    Let’s keep in mind that it may be a benefit to downtown if we are able to remove I-70, but if not this is only another sprawl contributor that continues to plague the region.

    • Alex Ihnen

      If there’s such a thing as a silver lining to sprawl, in this case it’s that another bridge may encourage development in Illinois more than west St. Louis County – that is, the sprawl may be a little more centered on downtown STL.

  • Jeff

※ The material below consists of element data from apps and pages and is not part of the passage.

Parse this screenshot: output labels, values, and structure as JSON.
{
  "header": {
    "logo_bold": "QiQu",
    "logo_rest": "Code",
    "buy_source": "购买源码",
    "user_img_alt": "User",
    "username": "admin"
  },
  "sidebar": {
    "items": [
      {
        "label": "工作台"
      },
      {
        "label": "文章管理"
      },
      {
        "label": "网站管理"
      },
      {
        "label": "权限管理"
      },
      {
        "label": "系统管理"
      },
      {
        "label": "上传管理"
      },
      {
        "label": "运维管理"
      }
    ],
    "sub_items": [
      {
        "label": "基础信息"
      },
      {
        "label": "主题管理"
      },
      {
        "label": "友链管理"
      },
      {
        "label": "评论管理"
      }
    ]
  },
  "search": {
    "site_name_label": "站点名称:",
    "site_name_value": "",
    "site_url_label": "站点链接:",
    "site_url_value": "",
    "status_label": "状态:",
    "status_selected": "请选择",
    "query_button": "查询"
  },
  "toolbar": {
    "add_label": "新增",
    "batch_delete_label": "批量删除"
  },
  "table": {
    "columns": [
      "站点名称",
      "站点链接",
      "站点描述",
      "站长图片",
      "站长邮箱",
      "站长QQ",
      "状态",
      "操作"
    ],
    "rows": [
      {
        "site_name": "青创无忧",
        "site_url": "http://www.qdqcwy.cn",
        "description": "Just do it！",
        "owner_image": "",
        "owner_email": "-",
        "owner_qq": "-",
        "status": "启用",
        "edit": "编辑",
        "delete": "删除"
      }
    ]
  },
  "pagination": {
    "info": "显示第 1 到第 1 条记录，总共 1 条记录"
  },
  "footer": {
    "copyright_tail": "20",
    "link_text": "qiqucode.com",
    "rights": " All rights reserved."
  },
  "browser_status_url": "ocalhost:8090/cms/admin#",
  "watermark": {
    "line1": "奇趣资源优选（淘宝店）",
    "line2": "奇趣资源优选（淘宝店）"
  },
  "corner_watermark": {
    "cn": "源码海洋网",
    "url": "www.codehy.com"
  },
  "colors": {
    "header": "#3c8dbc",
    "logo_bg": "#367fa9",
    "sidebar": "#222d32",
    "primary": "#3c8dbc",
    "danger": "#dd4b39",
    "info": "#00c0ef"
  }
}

    Has City to River met with or contacted McKee?  As the new developer of the Bottle District, seems like his opinion would carry some weight.